* **The task**:
Scan the entries below for the string "SoundSet" and copy every line where it turns up.

* **Component data from apps and pages**:

----

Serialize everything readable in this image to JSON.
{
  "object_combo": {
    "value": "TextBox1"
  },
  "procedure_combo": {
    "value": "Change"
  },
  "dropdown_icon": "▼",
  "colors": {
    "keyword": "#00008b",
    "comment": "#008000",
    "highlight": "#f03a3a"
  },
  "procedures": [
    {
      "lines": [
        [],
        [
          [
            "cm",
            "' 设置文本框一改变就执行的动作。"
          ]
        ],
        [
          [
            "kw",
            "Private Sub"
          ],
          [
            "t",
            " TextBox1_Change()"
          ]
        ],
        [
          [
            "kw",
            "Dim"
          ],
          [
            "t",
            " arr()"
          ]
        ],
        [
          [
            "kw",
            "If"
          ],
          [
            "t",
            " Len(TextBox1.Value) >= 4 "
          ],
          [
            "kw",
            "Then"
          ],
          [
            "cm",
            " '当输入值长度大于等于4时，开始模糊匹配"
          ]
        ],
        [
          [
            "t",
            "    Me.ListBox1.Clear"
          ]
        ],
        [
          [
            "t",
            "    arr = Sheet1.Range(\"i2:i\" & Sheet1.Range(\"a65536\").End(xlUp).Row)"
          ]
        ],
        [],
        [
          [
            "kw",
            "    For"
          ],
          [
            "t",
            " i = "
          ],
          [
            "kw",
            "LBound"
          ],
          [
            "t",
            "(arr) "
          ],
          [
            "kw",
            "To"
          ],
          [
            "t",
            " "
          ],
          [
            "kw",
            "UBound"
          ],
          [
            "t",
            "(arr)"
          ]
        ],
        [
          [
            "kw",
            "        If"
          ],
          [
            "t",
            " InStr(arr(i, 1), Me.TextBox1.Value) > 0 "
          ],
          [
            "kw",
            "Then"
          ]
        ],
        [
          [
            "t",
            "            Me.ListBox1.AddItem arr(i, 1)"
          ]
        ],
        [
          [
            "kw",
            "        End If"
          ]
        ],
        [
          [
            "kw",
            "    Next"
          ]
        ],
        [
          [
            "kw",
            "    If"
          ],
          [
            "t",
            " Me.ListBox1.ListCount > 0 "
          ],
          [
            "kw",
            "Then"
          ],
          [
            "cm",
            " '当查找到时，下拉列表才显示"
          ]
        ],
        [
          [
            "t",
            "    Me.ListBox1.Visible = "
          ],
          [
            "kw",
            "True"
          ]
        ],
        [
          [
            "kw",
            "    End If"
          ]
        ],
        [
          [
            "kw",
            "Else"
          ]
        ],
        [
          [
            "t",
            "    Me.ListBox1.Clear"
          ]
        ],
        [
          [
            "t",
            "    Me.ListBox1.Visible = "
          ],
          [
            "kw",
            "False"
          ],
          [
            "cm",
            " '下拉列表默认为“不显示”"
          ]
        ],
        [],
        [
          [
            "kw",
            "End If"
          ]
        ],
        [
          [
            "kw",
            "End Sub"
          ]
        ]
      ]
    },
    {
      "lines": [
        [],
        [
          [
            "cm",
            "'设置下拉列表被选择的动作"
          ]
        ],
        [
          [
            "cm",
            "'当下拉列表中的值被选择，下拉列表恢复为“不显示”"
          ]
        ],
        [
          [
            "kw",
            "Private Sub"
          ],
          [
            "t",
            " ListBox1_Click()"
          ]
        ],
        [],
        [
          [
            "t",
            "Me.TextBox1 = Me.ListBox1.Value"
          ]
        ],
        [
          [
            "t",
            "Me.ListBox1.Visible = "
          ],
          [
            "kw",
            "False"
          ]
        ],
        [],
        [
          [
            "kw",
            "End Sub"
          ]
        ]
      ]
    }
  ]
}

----

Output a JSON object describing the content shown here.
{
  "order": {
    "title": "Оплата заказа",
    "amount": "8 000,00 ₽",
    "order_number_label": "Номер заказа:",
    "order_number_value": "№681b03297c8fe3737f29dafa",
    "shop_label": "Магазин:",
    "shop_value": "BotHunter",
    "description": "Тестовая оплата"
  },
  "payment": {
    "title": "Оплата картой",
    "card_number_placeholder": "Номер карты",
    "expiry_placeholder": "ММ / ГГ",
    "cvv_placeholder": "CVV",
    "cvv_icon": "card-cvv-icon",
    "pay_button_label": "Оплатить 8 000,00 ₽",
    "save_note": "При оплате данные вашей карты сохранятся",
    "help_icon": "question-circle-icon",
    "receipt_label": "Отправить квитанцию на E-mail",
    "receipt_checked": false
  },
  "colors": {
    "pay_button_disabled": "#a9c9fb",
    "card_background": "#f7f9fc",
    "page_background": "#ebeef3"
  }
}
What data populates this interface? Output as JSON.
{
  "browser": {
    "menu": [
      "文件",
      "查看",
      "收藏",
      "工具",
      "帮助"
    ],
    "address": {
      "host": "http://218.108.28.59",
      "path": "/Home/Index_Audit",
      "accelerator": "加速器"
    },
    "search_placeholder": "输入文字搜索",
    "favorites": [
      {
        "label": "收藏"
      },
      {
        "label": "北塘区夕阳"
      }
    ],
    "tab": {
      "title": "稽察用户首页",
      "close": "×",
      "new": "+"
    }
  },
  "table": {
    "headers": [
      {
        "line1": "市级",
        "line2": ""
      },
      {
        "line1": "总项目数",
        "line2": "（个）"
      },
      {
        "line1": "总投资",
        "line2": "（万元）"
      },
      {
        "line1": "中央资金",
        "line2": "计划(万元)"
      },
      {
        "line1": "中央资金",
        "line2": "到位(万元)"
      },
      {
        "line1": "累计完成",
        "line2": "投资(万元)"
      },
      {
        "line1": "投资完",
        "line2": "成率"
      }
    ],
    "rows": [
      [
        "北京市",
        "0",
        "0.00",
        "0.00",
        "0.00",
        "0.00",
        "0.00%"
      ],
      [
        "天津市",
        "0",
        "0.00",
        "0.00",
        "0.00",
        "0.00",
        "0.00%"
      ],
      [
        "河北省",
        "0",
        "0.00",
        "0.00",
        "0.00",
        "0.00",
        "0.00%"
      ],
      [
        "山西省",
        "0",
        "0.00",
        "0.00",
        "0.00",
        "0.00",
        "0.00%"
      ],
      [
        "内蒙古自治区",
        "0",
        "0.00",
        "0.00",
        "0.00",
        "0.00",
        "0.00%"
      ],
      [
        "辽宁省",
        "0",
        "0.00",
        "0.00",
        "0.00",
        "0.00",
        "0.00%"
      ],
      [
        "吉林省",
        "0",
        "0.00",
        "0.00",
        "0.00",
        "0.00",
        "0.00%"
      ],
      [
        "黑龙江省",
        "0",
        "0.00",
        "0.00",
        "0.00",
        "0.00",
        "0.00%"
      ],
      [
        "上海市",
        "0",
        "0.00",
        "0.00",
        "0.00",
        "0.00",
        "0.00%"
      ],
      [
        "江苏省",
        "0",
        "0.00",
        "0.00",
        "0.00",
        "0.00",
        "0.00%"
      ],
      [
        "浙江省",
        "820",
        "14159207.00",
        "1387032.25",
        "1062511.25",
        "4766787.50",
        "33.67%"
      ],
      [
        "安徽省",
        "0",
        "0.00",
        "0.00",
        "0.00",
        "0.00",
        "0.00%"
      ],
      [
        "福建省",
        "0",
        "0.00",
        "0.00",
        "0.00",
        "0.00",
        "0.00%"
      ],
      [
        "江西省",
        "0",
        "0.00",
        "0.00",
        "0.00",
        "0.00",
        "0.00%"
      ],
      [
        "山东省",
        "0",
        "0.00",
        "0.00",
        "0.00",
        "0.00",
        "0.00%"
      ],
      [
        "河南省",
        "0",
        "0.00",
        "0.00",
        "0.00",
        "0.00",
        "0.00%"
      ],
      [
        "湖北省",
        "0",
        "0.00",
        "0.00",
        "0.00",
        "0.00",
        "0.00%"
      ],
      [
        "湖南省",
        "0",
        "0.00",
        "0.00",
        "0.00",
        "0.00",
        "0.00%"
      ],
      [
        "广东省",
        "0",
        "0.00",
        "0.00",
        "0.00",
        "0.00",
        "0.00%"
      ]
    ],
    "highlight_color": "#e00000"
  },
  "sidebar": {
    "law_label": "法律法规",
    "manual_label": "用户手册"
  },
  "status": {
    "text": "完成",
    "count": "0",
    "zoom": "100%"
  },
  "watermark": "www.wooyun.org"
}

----

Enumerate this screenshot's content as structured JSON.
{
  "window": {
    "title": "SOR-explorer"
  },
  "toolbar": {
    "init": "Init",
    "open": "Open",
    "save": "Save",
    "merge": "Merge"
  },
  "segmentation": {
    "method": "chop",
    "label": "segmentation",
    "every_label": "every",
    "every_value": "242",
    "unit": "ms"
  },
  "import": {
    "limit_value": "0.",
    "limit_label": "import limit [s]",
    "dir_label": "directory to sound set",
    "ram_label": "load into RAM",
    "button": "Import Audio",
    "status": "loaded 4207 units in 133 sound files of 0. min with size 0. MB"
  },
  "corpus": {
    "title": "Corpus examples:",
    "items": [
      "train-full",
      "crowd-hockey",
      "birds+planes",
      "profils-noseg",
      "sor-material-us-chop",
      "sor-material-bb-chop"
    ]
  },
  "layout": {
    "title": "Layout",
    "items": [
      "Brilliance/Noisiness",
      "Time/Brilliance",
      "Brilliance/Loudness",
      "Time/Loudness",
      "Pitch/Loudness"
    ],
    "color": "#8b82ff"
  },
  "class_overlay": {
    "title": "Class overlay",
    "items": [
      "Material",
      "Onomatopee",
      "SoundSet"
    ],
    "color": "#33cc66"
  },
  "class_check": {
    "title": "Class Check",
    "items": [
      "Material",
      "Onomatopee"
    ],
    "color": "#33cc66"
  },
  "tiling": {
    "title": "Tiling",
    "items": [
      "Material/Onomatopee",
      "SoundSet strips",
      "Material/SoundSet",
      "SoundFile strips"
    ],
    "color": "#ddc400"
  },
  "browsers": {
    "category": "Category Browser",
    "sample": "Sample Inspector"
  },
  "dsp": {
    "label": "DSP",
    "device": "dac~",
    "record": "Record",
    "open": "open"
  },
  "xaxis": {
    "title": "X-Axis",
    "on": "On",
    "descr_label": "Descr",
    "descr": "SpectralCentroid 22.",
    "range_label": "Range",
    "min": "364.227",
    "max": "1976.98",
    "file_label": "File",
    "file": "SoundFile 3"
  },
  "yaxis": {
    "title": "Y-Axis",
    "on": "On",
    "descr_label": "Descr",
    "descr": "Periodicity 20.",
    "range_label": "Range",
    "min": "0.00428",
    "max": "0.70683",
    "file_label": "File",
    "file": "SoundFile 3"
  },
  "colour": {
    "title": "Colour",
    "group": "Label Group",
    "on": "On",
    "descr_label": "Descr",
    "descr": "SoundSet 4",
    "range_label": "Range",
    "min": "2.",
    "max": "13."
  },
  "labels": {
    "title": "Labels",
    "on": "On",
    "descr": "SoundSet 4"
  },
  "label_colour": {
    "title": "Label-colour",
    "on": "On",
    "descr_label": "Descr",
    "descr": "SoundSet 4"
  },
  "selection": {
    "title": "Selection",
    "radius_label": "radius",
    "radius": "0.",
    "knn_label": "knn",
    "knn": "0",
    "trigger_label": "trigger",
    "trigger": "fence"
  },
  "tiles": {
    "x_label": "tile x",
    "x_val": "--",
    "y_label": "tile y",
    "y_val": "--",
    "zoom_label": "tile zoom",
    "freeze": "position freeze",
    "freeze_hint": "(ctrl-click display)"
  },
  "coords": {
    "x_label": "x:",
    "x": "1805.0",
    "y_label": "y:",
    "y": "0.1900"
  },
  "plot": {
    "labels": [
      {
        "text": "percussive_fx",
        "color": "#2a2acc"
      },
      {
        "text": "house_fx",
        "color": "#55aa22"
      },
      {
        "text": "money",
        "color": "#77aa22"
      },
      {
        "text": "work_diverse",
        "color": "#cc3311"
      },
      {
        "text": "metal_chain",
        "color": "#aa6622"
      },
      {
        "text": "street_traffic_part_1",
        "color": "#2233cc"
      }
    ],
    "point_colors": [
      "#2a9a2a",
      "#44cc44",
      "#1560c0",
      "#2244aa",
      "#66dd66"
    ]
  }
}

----

* **Answer**:
      "SoundSet"
      "SoundSet strips",
      "Material/SoundSet",
    "descr": "SoundSet 4",
    "descr": "SoundSet 4"
    "descr": "SoundSet 4"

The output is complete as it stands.